EventsUNAMBG iGEM 2017 Team

Smelling Cancer

Metabolic changes due to diseases can be monitored also on volatile organic compound (VOC) levels in patient’s breath. These VOCs have different profile for each  disease. The motives of VOCs for each disease have been observed via different spectrometry methods, such as mass and gas spectrometry. The collected data have  been narrowed to select the very specific biomarkers for this project. The aim is to produce bacteria that have circuits and logic gates at DNA level which is going to  be able to either diagnose or detect the types of cancer by sensing specific VOCs in the exhaled breath of the patients mentioned before in literature.

For our sensors pMimA/MimR, pFor/Hxlr, pAlkM/AlkR, Pu/XylR and pChnB/ChnR promoter/transcription factors have been selected, which recognize acetone,  formaldehyde, octane, cyclohexanone and o-xylene presence, respectively. Transcription factor MimR binds to pMimA in the presence of acetone and isopropanol,  HxlR binds to pFor in the presence of formaldehyde and AlkR binds to pAlkM in the presence of octane which activates the transcription of the down stream genes.

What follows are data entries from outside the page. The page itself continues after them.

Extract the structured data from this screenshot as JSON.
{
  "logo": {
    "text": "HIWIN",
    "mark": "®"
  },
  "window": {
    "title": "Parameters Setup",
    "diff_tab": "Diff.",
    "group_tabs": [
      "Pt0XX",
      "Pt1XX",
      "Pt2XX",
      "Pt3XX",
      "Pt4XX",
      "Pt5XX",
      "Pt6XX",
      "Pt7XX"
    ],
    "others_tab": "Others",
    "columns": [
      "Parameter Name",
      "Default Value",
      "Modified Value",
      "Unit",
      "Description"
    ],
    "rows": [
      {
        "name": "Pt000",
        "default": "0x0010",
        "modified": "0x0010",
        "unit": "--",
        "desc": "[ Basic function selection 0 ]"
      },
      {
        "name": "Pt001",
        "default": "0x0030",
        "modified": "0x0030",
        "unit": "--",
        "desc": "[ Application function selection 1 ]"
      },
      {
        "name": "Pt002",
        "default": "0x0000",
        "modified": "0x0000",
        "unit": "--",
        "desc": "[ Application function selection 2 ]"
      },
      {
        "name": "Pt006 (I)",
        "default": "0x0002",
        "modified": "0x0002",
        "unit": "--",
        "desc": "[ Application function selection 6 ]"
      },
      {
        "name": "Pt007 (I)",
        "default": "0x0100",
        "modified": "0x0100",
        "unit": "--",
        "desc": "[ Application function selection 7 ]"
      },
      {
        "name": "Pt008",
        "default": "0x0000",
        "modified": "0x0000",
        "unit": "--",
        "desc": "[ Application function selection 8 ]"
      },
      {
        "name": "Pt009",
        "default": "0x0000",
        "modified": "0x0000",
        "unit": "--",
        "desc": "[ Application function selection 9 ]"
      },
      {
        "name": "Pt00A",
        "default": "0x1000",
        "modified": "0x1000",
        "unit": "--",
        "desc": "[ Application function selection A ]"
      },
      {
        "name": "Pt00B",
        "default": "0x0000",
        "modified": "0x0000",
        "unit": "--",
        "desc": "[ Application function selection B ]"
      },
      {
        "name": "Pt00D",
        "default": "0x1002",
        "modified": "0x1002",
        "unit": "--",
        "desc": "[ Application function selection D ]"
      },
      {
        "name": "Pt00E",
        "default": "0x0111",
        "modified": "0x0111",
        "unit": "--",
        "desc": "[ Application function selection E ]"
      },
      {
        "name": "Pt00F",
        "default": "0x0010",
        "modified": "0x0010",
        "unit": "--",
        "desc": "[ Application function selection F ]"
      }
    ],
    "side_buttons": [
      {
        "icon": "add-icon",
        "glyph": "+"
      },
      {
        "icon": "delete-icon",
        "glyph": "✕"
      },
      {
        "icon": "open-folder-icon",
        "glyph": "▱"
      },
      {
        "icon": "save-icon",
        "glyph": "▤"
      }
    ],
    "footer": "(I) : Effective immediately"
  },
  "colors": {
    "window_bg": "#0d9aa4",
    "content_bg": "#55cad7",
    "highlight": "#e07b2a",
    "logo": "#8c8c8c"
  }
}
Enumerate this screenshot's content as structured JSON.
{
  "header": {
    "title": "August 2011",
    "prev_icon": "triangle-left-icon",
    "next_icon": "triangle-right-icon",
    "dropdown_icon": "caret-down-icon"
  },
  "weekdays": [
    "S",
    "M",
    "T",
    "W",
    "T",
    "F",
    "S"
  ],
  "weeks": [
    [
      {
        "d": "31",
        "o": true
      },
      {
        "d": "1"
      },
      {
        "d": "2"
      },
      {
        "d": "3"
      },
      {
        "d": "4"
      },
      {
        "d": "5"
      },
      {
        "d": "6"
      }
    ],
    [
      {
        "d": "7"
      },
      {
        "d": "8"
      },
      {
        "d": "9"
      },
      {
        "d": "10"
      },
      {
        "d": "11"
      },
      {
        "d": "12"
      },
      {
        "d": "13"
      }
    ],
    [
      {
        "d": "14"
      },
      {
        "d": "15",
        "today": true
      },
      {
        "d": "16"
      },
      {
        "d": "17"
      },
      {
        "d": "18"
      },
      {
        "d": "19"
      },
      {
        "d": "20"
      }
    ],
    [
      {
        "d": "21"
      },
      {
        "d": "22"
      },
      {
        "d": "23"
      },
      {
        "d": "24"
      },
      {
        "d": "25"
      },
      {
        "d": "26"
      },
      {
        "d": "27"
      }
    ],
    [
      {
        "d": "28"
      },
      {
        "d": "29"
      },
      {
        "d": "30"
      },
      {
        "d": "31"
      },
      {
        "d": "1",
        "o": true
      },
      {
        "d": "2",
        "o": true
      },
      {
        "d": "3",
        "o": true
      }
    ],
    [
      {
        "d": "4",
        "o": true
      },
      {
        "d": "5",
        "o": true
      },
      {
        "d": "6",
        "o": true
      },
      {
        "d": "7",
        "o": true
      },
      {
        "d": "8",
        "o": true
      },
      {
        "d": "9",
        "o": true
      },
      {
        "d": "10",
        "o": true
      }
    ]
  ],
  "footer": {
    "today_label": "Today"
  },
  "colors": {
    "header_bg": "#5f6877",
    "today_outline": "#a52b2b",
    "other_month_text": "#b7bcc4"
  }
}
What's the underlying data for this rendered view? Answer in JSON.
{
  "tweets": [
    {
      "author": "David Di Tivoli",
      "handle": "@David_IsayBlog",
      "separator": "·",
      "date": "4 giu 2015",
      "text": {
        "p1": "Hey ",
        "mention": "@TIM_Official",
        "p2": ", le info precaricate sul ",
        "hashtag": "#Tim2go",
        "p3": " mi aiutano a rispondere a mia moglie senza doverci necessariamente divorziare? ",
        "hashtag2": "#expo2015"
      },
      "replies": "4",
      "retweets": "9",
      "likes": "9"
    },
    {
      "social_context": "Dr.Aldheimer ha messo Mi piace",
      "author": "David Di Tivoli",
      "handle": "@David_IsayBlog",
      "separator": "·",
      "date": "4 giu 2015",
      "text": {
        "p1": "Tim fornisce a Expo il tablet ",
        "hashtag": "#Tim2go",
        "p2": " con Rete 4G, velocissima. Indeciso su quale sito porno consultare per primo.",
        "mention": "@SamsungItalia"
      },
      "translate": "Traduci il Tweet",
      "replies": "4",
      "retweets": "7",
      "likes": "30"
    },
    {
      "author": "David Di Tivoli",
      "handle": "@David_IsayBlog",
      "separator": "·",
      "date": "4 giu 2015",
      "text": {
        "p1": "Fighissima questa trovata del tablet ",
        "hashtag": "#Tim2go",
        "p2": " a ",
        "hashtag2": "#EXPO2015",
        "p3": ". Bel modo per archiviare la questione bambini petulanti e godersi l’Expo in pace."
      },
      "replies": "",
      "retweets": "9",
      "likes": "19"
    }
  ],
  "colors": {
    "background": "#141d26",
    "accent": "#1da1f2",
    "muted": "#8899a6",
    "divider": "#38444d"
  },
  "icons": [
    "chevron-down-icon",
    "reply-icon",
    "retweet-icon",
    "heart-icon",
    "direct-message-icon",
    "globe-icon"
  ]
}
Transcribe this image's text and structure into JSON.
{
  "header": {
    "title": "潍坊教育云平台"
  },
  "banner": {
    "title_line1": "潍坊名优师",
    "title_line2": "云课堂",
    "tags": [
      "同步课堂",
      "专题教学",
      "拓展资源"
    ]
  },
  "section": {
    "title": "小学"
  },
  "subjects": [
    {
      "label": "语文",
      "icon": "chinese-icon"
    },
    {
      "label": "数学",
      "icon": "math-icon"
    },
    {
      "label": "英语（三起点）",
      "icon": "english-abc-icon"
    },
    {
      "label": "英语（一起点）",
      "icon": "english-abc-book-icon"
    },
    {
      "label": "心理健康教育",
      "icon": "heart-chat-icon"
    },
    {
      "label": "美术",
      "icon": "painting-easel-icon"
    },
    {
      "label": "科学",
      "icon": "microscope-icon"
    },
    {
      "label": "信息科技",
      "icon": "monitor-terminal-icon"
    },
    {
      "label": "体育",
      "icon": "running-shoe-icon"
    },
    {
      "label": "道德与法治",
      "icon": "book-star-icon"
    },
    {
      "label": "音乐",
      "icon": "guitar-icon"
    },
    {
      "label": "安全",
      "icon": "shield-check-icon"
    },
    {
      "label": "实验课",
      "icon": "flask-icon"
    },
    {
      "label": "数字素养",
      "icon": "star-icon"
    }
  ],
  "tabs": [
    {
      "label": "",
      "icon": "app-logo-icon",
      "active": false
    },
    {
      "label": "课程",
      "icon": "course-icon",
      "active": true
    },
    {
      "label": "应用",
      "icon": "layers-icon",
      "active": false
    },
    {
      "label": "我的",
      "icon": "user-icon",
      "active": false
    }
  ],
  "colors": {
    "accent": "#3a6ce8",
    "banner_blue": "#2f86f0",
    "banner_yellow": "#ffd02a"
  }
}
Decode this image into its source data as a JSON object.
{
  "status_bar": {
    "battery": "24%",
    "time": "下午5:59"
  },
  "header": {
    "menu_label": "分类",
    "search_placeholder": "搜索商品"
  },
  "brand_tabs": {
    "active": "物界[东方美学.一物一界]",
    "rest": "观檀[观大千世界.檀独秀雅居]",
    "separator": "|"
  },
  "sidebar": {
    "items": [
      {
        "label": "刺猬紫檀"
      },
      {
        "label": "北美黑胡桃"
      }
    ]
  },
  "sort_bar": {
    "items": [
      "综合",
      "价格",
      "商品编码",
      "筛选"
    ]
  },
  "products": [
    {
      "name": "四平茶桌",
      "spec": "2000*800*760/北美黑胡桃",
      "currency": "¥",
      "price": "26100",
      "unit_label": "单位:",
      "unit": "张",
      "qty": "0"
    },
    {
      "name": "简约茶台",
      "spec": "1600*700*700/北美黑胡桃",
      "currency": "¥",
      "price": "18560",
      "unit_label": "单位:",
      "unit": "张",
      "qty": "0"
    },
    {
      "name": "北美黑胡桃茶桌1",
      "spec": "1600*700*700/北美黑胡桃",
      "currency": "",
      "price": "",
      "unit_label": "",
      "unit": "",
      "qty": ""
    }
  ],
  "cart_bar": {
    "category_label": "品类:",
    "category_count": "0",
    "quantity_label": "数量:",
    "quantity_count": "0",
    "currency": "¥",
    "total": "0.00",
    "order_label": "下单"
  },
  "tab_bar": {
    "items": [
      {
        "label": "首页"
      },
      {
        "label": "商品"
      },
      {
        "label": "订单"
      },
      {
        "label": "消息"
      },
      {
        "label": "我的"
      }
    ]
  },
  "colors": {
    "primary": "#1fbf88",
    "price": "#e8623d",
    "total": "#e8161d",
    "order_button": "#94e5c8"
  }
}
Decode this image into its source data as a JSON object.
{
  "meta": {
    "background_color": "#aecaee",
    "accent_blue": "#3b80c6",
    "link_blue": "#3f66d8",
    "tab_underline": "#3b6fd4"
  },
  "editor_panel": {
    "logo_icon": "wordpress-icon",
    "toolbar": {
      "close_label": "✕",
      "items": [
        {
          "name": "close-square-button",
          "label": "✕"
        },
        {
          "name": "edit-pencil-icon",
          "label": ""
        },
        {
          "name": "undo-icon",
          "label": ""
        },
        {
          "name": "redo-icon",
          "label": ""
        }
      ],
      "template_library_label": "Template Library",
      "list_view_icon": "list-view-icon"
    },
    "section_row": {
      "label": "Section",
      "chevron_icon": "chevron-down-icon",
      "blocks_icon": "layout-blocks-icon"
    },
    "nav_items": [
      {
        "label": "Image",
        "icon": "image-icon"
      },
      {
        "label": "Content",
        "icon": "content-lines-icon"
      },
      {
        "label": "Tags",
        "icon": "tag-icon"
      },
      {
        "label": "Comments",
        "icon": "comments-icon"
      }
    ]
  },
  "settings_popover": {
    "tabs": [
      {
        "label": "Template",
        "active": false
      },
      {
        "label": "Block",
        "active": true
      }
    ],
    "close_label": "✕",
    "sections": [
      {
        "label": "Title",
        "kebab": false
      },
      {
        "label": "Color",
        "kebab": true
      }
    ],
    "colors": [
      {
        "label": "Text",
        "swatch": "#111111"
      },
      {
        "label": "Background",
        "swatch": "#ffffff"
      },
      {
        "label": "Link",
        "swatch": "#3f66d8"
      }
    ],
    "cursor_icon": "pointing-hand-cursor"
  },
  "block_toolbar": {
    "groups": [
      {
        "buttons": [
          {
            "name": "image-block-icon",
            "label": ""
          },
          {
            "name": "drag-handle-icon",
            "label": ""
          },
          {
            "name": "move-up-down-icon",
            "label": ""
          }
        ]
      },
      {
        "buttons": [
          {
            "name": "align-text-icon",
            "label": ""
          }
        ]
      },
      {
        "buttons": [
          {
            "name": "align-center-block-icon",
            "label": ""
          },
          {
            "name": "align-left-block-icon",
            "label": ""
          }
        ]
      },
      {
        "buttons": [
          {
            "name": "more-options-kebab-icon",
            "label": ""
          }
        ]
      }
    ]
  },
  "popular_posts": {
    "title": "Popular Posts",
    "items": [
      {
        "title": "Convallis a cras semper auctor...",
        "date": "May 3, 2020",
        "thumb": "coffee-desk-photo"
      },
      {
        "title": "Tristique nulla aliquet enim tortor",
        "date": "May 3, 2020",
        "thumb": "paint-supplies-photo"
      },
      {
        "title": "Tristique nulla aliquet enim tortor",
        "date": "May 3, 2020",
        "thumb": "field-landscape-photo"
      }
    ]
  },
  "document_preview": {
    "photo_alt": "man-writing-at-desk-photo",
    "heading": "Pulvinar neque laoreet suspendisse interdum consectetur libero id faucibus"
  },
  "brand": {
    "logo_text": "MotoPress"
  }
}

For cyclohexanone sensor, pChnB (promoter of ChnB gene) has been selected since it binds transcription factor ChnR in the presence of cyclohexanone and for o-  xylene sensor Pu (promoter of XylR gene) has been selected since it binds to the transcription factor XylR in the presence of o-xylene, m-xylene, p-xylene and  toluene; so that transcription on this promoter is activated. Breath test which is a new field promising hope in medicine, offers a non-invasive and real-time method  that allows the monitoring of metabolic status. By making use of the data collected from different mass spectrometry samples collected from cancer patients,  electronic noses have been developed to sense the specific VOCs for each cancer. On the other hand, regarding the application process, every hospital will not be  able to afford electronic noses. In accordance with our works, producing new kit that can be routinely and easily used to diagnose cancer is one of our future goals.

Related publications:

1Peng, G., M. Hakim, Y. Y. Broza, S. Billan, R. Abdah-Bortnyak, A. Kuten, U. Tisch, and H. Haick. “Detection of Lung, Breast, Colorectal, and Prostate Cancers from  Exhaled Breath Using a Single Array of Nanosensors.” British Journal of Cancer 103.4 (2010): 542-51. Web.

2Wang, Changsong, Bo Sun, Lei Guo, Xiaoyang Wang, Chaofu Ke, Shanshan Liu, Wei Zhao, Suqi Luo, Zhigang Guo, Yang Zhang, Guowang Xu, and Enyou Li. “Volatile  Organic Metabolites Identify Patients with Breast Cancer, Cyclomastopathy, and Mammary Gland Fibroma.” Sci. Rep. Scientific Reports 4 (2014): n. pag. Web.

3Lavra, Luca, Alexandro Catini, Alessandra Ulivieri, Rosamaria Capuano, Leila Baghernajad Salehi, Salvatore Sciacchitano, Armando Bartolazzi, Sara Nardis, Roberto  Paolesse, Eugenio Martinelli, and Corrado Di Natale. “Investigation of VOCs Associated with Different Characteristics of Breast Cancer Cells.” Sci. Rep. Scientific  Reports 5 (2015): 13246. Web.

4Fuchs, P., Loeseken, C., Schubert, J., & Miekisch, W. (2010). Breath gas aldehydes as biomarkers of lung cancer. International Journal Of Cancer, 126(11), 2663-  2670. doi:10.1002/ijc.24970

5Wu W, Zhang L, Yao L, Tan X, Liu X, Lu X. Genetically assembled fluorescent biosensor for in situ detection of bio-synthesized alkanes. Scientific Reports[serial

online]. June 3, 2015;5Available from: Scopus®, Ipswich, MA. Accessed September 26, 2017.

6Furuya, T., Nakao, T., & Kino, K. (2015). Catalytic function of the mycobacterial binuclear iron monooxygenase in acetone metabolism. FEMS Microbiology Letters,  362(19), doi:10.1093/femsle/fnv136